Maine Attorney General William J. Schneider applauded Woodcocks decision.
One of the cornerstones of American democracy is free expression by individuals and the government, Schneider said in a statement. As citizens, we want our government officials to speak and express their views. Any effort by a small group to attempt to control governments speech by bringing elected officials to trial should be viewed as a threat to our democratic principles.
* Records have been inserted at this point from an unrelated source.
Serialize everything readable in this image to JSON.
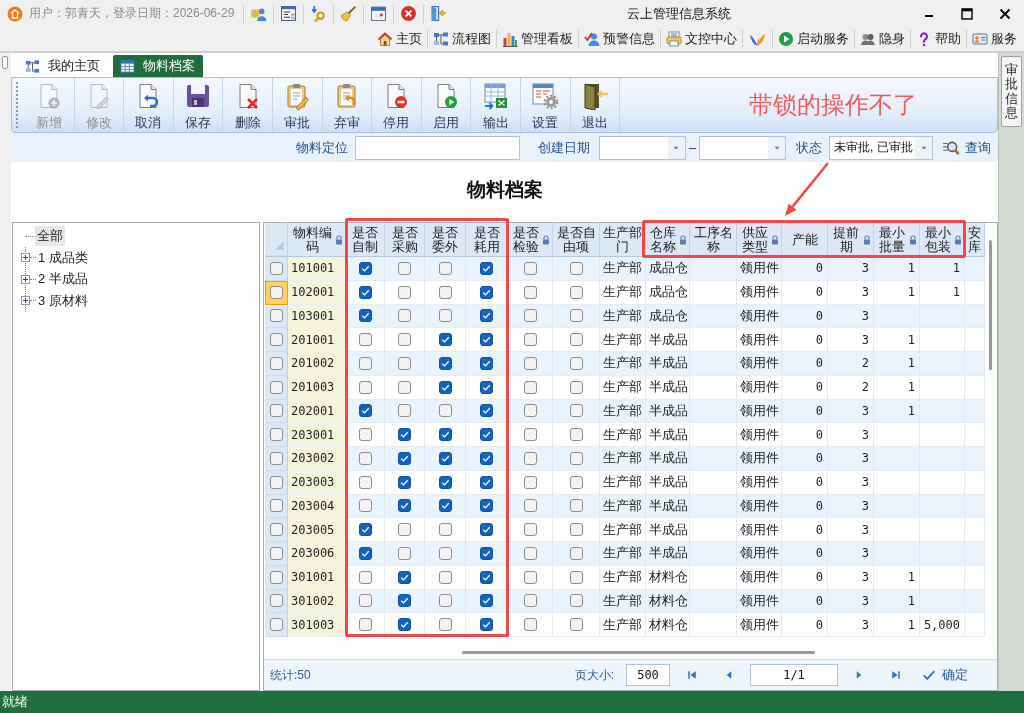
{
  "title_bar": {
    "user_info": "用户：郭青天，登录日期：2026-06-29",
    "title": "云上管理信息系统"
  },
  "quick_links": [
    {
      "label": "主页",
      "kind": "home"
    },
    {
      "label": "流程图",
      "kind": "flow"
    },
    {
      "label": "管理看板",
      "kind": "chart"
    },
    {
      "label": "预警信息",
      "kind": "alert"
    },
    {
      "label": "文控中心",
      "kind": "document"
    },
    {
      "kind": "logo"
    },
    {
      "label": "启动服务",
      "kind": "start"
    },
    {
      "label": "隐身",
      "kind": "hide"
    },
    {
      "label": "帮助",
      "kind": "help"
    },
    {
      "label": "服务",
      "kind": "service"
    }
  ],
  "tabs": [
    {
      "label": "我的主页",
      "kind": "home",
      "selected": false
    },
    {
      "label": "物料档案",
      "kind": "grid",
      "selected": true
    }
  ],
  "toolbar": [
    {
      "label": "新增",
      "kind": "new",
      "disabled": true
    },
    {
      "label": "修改",
      "kind": "edit",
      "disabled": true
    },
    {
      "label": "取消",
      "kind": "cancel",
      "disabled": false
    },
    {
      "label": "保存",
      "kind": "save",
      "disabled": false
    },
    {
      "label": "删除",
      "kind": "delete",
      "disabled": false
    },
    {
      "label": "审批",
      "kind": "approve",
      "disabled": false
    },
    {
      "label": "弃审",
      "kind": "unapprove",
      "disabled": false
    },
    {
      "label": "停用",
      "kind": "disable",
      "disabled": false
    },
    {
      "label": "启用",
      "kind": "enable",
      "disabled": false
    },
    {
      "label": "输出",
      "kind": "export",
      "disabled": false
    },
    {
      "label": "设置",
      "kind": "settings",
      "disabled": false
    },
    {
      "label": "退出",
      "kind": "exit",
      "disabled": false
    }
  ],
  "annotation": {
    "text": "带锁的操作不了"
  },
  "filters": {
    "material_label": "物料定位",
    "date_label": "创建日期",
    "date_separator": "–",
    "status_label": "状态",
    "status_value": "未审批, 已审批",
    "query": "查询"
  },
  "page_title": "物料档案",
  "tree": {
    "label": "全部",
    "selected": true,
    "children": [
      {
        "label": "1 成品类",
        "selected": false,
        "expanded": false
      },
      {
        "label": "2 半成品",
        "selected": false,
        "expanded": false
      },
      {
        "label": "3 原材料",
        "selected": false,
        "expanded": false
      }
    ]
  },
  "grid": {
    "columns": [
      {
        "label": "物料编码",
        "kind": "code",
        "locked": true,
        "marked": false,
        "marked_cells": false
      },
      {
        "label": "是否自制",
        "kind": "check",
        "locked": false,
        "marked": true,
        "marked_cells": true
      },
      {
        "label": "是否采购",
        "kind": "check",
        "locked": false,
        "marked": true,
        "marked_cells": true
      },
      {
        "label": "是否委外",
        "kind": "check",
        "locked": false,
        "marked": true,
        "marked_cells": true
      },
      {
        "label": "是否耗用",
        "kind": "check",
        "locked": false,
        "marked": true,
        "marked_cells": true
      },
      {
        "label": "是否检验",
        "kind": "check",
        "locked": true,
        "marked": false,
        "marked_cells": false
      },
      {
        "label": "是否自由项",
        "kind": "check",
        "locked": false,
        "marked": false,
        "marked_cells": false
      },
      {
        "label": "生产部门",
        "kind": "text",
        "locked": false,
        "marked": false,
        "marked_cells": false
      },
      {
        "label": "仓库名称",
        "kind": "text",
        "locked": true,
        "marked": true,
        "marked_cells": false
      },
      {
        "label": "工序名称",
        "kind": "text",
        "locked": false,
        "marked": true,
        "marked_cells": false
      },
      {
        "label": "供应类型",
        "kind": "text",
        "locked": true,
        "marked": true,
        "marked_cells": false
      },
      {
        "label": "产能",
        "kind": "number",
        "locked": false,
        "marked": true,
        "marked_cells": false
      },
      {
        "label": "提前期",
        "kind": "number",
        "locked": true,
        "marked": true,
        "marked_cells": false
      },
      {
        "label": "最小批量",
        "kind": "number",
        "locked": true,
        "marked": true,
        "marked_cells": false
      },
      {
        "label": "最小包装",
        "kind": "number",
        "locked": true,
        "marked": true,
        "marked_cells": false
      },
      {
        "label": "安库",
        "kind": "number",
        "locked": false,
        "marked": false,
        "marked_cells": false
      }
    ],
    "rows": [
      {
        "checked": false,
        "current": false,
        "code": "101001",
        "self_made": true,
        "purchased": false,
        "outsourced": false,
        "consumed": true,
        "inspected": false,
        "free_item": false,
        "department": "生产部",
        "warehouse": "成品仓",
        "supply_type": "领用件",
        "capacity": "0",
        "lead_time": "3",
        "min_batch": "1",
        "min_pack": "1"
      },
      {
        "checked": false,
        "current": true,
        "code": "102001",
        "self_made": true,
        "purchased": false,
        "outsourced": false,
        "consumed": true,
        "inspected": false,
        "free_item": false,
        "department": "生产部",
        "warehouse": "成品仓",
        "supply_type": "领用件",
        "capacity": "0",
        "lead_time": "3",
        "min_batch": "1",
        "min_pack": "1"
      },
      {
        "checked": false,
        "current": false,
        "code": "103001",
        "self_made": true,
        "purchased": false,
        "outsourced": false,
        "consumed": true,
        "inspected": false,
        "free_item": false,
        "department": "生产部",
        "warehouse": "成品仓",
        "supply_type": "领用件",
        "capacity": "0",
        "lead_time": "3"
      },
      {
        "checked": false,
        "current": false,
        "code": "201001",
        "self_made": false,
        "purchased": false,
        "outsourced": true,
        "consumed": true,
        "inspected": false,
        "free_item": false,
        "department": "生产部",
        "warehouse": "半成品",
        "supply_type": "领用件",
        "capacity": "0",
        "lead_time": "3",
        "min_batch": "1"
      },
      {
        "checked": false,
        "current": false,
        "code": "201002",
        "self_made": false,
        "purchased": false,
        "outsourced": true,
        "consumed": true,
        "inspected": false,
        "free_item": false,
        "department": "生产部",
        "warehouse": "半成品",
        "supply_type": "领用件",
        "capacity": "0",
        "lead_time": "2",
        "min_batch": "1"
      },
      {
        "checked": false,
        "current": false,
        "code": "201003",
        "self_made": false,
        "purchased": false,
        "outsourced": true,
        "consumed": true,
        "inspected": false,
        "free_item": false,
        "department": "生产部",
        "warehouse": "半成品",
        "supply_type": "领用件",
        "capacity": "0",
        "lead_time": "2",
        "min_batch": "1"
      },
      {
        "checked": false,
        "current": false,
        "code": "202001",
        "self_made": true,
        "purchased": false,
        "outsourced": false,
        "consumed": true,
        "inspected": false,
        "free_item": false,
        "department": "生产部",
        "warehouse": "半成品",
        "supply_type": "领用件",
        "capacity": "0",
        "lead_time": "3",
        "min_batch": "1"
      },
      {
        "checked": false,
        "current": false,
        "code": "203001",
        "self_made": false,
        "purchased": true,
        "outsourced": true,
        "consumed": true,
        "inspected": false,
        "free_item": false,
        "department": "生产部",
        "warehouse": "半成品",
        "supply_type": "领用件",
        "capacity": "0",
        "lead_time": "3"
      },
      {
        "checked": false,
        "current": false,
        "code": "203002",
        "self_made": false,
        "purchased": true,
        "outsourced": true,
        "consumed": true,
        "inspected": false,
        "free_item": false,
        "department": "生产部",
        "warehouse": "半成品",
        "supply_type": "领用件",
        "capacity": "0",
        "lead_time": "3"
      },
      {
        "checked": false,
        "current": false,
        "code": "203003",
        "self_made": false,
        "purchased": true,
        "outsourced": true,
        "consumed": true,
        "inspected": false,
        "free_item": false,
        "department": "生产部",
        "warehouse": "半成品",
        "supply_type": "领用件",
        "capacity": "0",
        "lead_time": "3"
      },
      {
        "checked": false,
        "current": false,
        "code": "203004",
        "self_made": false,
        "purchased": true,
        "outsourced": true,
        "consumed": true,
        "inspected": false,
        "free_item": false,
        "department": "生产部",
        "warehouse": "半成品",
        "supply_type": "领用件",
        "capacity": "0",
        "lead_time": "3"
      },
      {
        "checked": false,
        "current": false,
        "code": "203005",
        "self_made": true,
        "purchased": false,
        "outsourced": false,
        "consumed": true,
        "inspected": false,
        "free_item": false,
        "department": "生产部",
        "warehouse": "半成品",
        "supply_type": "领用件",
        "capacity": "0",
        "lead_time": "3"
      },
      {
        "checked": false,
        "current": false,
        "code": "203006",
        "self_made": true,
        "purchased": false,
        "outsourced": false,
        "consumed": true,
        "inspected": false,
        "free_item": false,
        "department": "生产部",
        "warehouse": "半成品",
        "supply_type": "领用件",
        "capacity": "0",
        "lead_time": "3"
      },
      {
        "checked": false,
        "current": false,
        "code": "301001",
        "self_made": false,
        "purchased": true,
        "outsourced": false,
        "consumed": true,
        "inspected": false,
        "free_item": false,
        "department": "生产部",
        "warehouse": "材料仓",
        "supply_type": "领用件",
        "capacity": "0",
        "lead_time": "3",
        "min_batch": "1"
      },
      {
        "checked": false,
        "current": false,
        "code": "301002",
        "self_made": false,
        "purchased": true,
        "outsourced": false,
        "consumed": true,
        "inspected": false,
        "free_item": false,
        "department": "生产部",
        "warehouse": "材料仓",
        "supply_type": "领用件",
        "capacity": "0",
        "lead_time": "3",
        "min_batch": "1"
      },
      {
        "checked": false,
        "current": false,
        "code": "301003",
        "self_made": false,
        "purchased": true,
        "outsourced": false,
        "consumed": true,
        "inspected": false,
        "free_item": false,
        "department": "生产部",
        "warehouse": "材料仓",
        "supply_type": "领用件",
        "capacity": "0",
        "lead_time": "3",
        "min_batch": "1",
        "min_pack": "5,000"
      }
    ],
    "footer": {
      "count": "统计:50",
      "page_size_label": "页大小:",
      "page_size": "500",
      "page": "1/1",
      "confirm": "确定"
    }
  },
  "side_panel": {
    "label": "审批信息"
  },
  "status_bar": "就绪"
}
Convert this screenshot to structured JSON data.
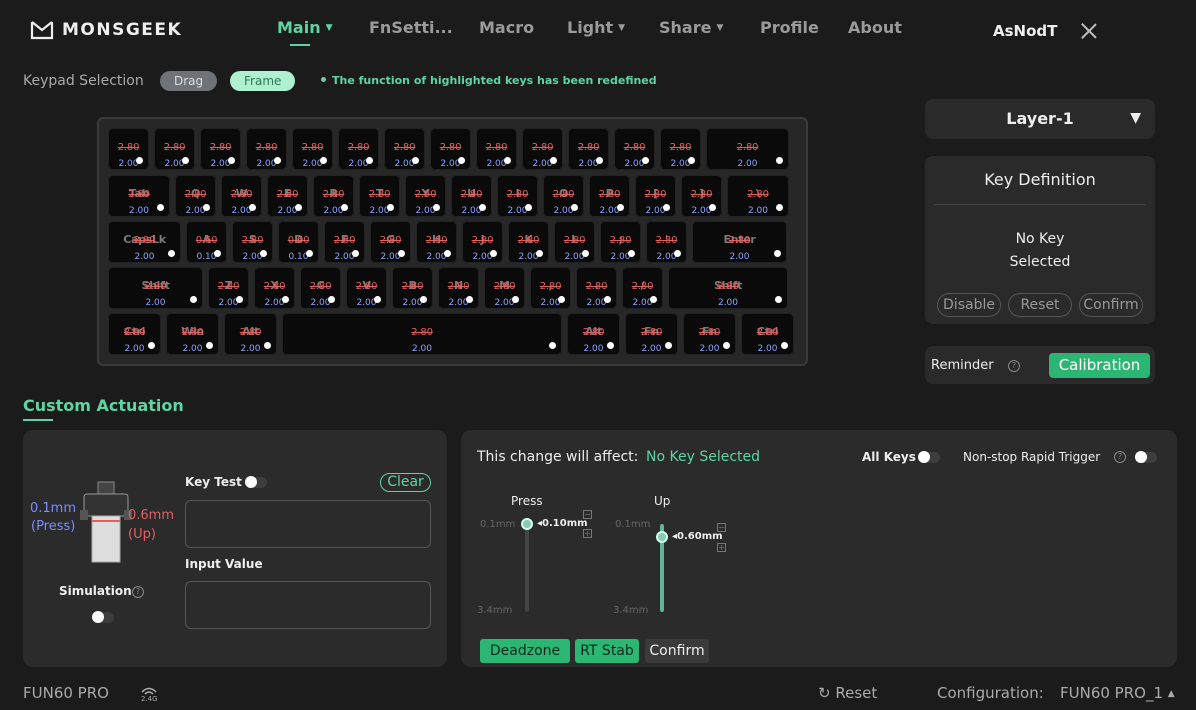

I am pleased that the court agreed that just as individuals are free to speak, so too is the government.
Jason Savage, executive director of the West Enfield-based group Maine People Before Politics, also issued a statement supporting the ruling.
Hopefully this closes yet another chapter in the history of those who would rather play politics than restore Maines promise, said Savage. From the beginning, Maine people could see that this lawsuit was not about right and wrong, it was about people who disagreed with the governor making a political statement.
POP! POP! POW!
(Liberal LePage hating heads explode!)
Anybody remember Woodcock from Butch Cassidy and the Sundance Kid?
LePage for President !
Yep I LIKE this guy!
Shetterly, who travels to classrooms throughout Maine and across the country to speak about his Americans Who Tell The Truth
I checked that out awhile ago.
A LOT of leftist claptrap, drivel, and lies.
This mural looks more like the history of North Korea. Agitprop masquerading as art. Of course; If Obama keeps ‘progressing’ us, we may just have to put it back up to brighten up the place.
More at this link...
For those who aren’t familiar with the ‘gov’
Mainers,check my tag;
Next up for that garbage is a big bonfire.
Mainers recognize what the court has failed to appreciate, that the removal of the mural is nothing less than government censorship of artistic speech in violation of the First Amendment.
Amazing quotes from the losing side.